13. Dickinson N, Gulliver J, MacPherson G, Atkinson J, Rankin J, Cummings M, et al. A framework to explore micronutrient deficiency in maternal and child health in Malawi, Southern Africa. Environ Health Glob Access Sci Source. 2009;8:S13.
14. Chaffee BW, King JC. Effect of Zinc Supplementation on Pregnancy and Infant Outcomes: A Systematic Review. Paediatr Perinat Epidemiol. 2012;26:118–37.
15. Esteban-Vasallo MD, Aragonés N, Pollan M, López-Abente G, Perez-Gomez B. Mercury, cadmium, and lead levels in human placenta: A systematic review. Environ Health Perspect. 2012;120:1369–77.
16. Hofmeyr GJ, Lawrie TA, Atallah ÁN, Torloni MR. Calcium supplementation during pregnancy for preventing hypertensive disorders and related problems. Cochrane Database Syst Rev. 2018;10:CD001059.
17. Kumar A, Kaur S. Calcium: A Nutrient in pregnancy. J Obstet Gynaecol India. 2017;67:313–8.

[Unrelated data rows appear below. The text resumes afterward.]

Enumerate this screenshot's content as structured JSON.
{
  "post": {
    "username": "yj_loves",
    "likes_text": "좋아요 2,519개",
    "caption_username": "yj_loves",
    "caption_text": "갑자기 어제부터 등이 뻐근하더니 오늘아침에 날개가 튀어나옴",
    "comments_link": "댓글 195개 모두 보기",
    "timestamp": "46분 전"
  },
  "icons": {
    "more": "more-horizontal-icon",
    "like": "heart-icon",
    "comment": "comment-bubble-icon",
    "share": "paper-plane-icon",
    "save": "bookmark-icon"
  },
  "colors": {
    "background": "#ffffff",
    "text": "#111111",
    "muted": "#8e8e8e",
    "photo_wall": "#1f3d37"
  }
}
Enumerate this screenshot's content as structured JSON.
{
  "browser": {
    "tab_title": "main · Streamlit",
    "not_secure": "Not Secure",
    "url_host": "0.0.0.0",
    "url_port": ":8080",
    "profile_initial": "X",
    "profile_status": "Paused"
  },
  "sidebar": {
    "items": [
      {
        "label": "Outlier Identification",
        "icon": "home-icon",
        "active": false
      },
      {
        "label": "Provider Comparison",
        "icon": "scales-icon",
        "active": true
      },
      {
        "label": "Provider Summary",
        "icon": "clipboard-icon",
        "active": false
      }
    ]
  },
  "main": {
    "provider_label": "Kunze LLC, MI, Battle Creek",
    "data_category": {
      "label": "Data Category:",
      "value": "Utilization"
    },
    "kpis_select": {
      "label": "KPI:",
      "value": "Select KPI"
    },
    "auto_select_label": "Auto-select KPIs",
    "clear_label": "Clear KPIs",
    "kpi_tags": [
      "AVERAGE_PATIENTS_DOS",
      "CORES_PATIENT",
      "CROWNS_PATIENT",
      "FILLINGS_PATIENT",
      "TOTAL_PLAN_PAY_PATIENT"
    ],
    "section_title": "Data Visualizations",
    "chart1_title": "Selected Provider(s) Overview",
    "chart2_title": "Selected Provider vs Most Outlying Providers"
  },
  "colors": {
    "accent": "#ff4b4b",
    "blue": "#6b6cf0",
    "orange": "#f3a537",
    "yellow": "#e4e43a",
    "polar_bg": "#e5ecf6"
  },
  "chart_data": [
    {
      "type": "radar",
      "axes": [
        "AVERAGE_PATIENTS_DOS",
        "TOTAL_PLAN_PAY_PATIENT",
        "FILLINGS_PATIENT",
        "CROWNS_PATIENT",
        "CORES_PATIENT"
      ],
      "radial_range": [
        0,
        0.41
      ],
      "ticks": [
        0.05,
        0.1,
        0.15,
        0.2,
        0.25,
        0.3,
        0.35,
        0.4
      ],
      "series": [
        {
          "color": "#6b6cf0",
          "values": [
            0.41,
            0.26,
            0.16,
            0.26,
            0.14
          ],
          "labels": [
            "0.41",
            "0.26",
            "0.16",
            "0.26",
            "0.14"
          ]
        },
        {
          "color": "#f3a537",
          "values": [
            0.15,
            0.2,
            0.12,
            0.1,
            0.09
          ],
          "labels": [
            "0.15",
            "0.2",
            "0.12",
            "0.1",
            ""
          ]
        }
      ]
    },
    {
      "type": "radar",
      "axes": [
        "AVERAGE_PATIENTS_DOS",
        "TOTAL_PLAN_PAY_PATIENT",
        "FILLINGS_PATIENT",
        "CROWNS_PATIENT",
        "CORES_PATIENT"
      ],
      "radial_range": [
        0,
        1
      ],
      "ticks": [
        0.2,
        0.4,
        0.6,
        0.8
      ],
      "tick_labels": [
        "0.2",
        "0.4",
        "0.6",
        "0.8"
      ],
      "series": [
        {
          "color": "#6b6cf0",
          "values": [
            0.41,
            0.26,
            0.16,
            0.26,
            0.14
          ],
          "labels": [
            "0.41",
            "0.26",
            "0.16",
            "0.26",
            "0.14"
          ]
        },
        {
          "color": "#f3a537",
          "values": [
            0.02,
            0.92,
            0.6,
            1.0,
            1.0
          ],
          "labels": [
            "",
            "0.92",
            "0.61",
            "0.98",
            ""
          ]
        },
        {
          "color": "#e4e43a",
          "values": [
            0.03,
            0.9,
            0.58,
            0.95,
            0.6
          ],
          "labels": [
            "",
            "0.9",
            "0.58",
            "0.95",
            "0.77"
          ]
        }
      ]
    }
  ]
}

18. Abu-Ouf NM, Jan MM. The impact of maternal iron deficiency and iron deficiency anemia on child’s health. Saudi Med J. 2015;36:146–9.
19. Suryanarayana R, Chandrappa M, Santhuram AN, Prathima S, Sheela SR. Prospective study on prevalence of anemia of pregnant women and its outcome: A community based study. J Fam Med Prim Care. 2017;6:739–43.
20. Gordijn SJ, Beune IM, Thilaganathan B, Papageorghiou A, Baschat AA, Baker PN, et al. Consensus definition of fetal growth restriction: a Delphi procedure. Ultrasound Obstet Gynecol. 2016;48:333–9.
21. Osada H, Watanabe Y, Nishimura Y, Yukawa M, Seki K, Sekiya S. Profile of trace element concentrations in the feto-placental unit in relation to fetal growth. Acta Obstet Gynecol Scand. 2002;81:931–7.
22. Kiilholma P, Grönroos M, Erkkola R, Pakarinen P, Näntö V. The role of calcium, copper, iron and zinc in preterm delivery and premature rupture of fetal membranes. Gynecol Obstet Invest. 1984;17:194–201.
23. Lewicka I, Kocyłowski R, Grzesiak M, Gaj Z, Oszukowski P, Suliburska J. Selected trace elements concentrations in pregnancy and their possible role-literature review. Ginekol Pol. 2017;88:509–14.
24. Goel R, Misra PK. Plasma copper in foetal malnutrition. Acta Paediatr Scand. 1982;71:421–3.
25. Plećas D, Plesinac S, Kontić Vucinić O. Nutrition in pregnancy: basic principles and recommendations. Srp Arh Celok Lek. 2014;142:125–30.
26. Shen P-J, Gong B, Xu F-Y, Luo Y. Four trace elements in pregnant women and their relationships with adverse pregnancy outcomes. Eur Rev Med Pharmacol Sci. 2015;19:4690–7.
27. Alwan NA, Cade JE, McArdle HJ, Greenwood DC, Hayes HE, Simpson NAB. Maternal iron status in early pregnancy and birth outcomes: insights from the Baby’s Vascular health and Iron in Pregnancy study. Br J Nutr. 2015;113:1985–92.
28. Symington EA, Baumgartner J, Malan L, Wise AJ, Ricci C, Zandberg L, et al. Maternal iron-deficiency is associated with premature birth and higher birth weight despite routine antenatal iron supplementation in an urban South African setting: The NuPED prospective study. PLOS ONE. 2019;14:e0221299.
29. Rahmati S, Azami M, Badfar G, Parizad N, Sayehmiri K. The relationship between maternal anemia during pregnancy with preterm birth: a systematic review and meta-analysis. J Matern Fetal Neonatal Med. 2019:1–11.
Irwinda R, Sungkar A, Surya R, Guinto VT. Trace elements in maternal serum and their relationships with preterm birth and fetal growth restriction. Makara J Health Res. 2020;24.